In Johor, Chinese set to snub BN in polls

(The Malaysian Insider) – Johor Mentri Besar Datuk Abdul Ghani Othman has been pounding the pavement since late October, spending at least four days a week on the ground ahead of the general election as Barisan Nasional (BN) faces the prospect of losing more Chinese votes.

Tellingly, he kicked off with Gelang Patah, Tebrau, Kulai, Pulai and Muar (twice) — all constituencies that have at least a 40 per cent Chinese electorate.

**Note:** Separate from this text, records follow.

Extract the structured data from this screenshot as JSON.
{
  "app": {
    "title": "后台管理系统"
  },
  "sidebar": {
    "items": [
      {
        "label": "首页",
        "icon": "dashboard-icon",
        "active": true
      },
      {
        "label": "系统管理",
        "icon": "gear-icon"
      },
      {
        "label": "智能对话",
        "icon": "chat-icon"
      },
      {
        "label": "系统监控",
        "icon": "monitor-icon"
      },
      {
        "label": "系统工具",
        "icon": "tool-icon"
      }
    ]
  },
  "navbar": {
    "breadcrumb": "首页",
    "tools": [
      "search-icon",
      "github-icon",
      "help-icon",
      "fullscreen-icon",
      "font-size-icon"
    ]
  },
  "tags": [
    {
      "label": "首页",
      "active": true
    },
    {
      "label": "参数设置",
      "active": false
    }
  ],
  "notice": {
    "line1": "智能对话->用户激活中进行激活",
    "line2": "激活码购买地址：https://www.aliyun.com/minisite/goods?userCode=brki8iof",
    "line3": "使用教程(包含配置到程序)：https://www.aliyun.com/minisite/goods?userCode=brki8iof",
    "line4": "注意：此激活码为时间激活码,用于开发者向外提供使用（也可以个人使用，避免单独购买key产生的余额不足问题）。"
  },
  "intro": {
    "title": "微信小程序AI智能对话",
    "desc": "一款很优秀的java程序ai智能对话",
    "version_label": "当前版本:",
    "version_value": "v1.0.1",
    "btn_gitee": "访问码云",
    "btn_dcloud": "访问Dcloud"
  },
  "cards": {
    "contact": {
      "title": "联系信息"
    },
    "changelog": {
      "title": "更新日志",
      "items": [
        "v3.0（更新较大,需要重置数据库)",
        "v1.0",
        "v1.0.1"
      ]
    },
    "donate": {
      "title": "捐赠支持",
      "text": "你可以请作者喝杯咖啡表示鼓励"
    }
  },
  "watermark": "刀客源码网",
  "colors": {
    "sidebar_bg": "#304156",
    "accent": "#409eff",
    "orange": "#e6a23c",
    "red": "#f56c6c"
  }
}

The fear is they are beginning to think like their northern counterparts who threw out BN from Penang and Perak in Election 2008.

Apart from meeting voters and supporters, he spends hours each day being briefed by the BN machinery on voter sentiment, detailing levels of support in each suburb and, in some cases, each street.

“He’s been on the ground in all these seats the opposition thinks it can win,” a top official in Ghani’s administration told The Malaysian Insider.

According to reformist think-tank Zentrum Future Studies, Abdul Ghani has good reason to be worried.

The wave of anger that swept through the rest of the Malaysian peninsula in Election 2008 missed the Umno birthplace and bastion where Pakatan Rakyat (PR) won just one federal and six state seats out of 26 and 56 on offer respectively.

But Professor Abu Hassan Hasbullah, who runs the Universiti Malaya-based centre, told The Malaysian Insider that its end-of-year surveys have seen Johor Chinese catch up with and possibly overtake their northern kin in terms of backing PR.

Opposition leaders in the state estimate that they won 55 per cent of Chinese votes in the last election but Abu Hassan said support from the community has surged to close to 90 per cent.

“We are seeing what can be called a silent Tionghua revolution,” he told The Malaysian Insider, adding that Chinese approval of PR in Johor rose to 68 per cent after the last election and climbed further to 79 per cent in 2010.

According to Abu Hassan, Malay support for the opposition has not shifted from Election 2008 and remains between 25 and 30 per cent, therefore putting 15 federal and 30 state seats within reach of PR.

PKR held its national congress in Johor at the end of November, claiming it was ready to take over the state.

Analysts say that such a swing in the BN stronghold would practically mean enough gains nationwide for PR to add the 30 federal seats it needs to seize Putrajaya as well.

But the pact’s members have warned against trumpeting its chances in Johor as it would result in attacks from Umno of being a “Chinese government.”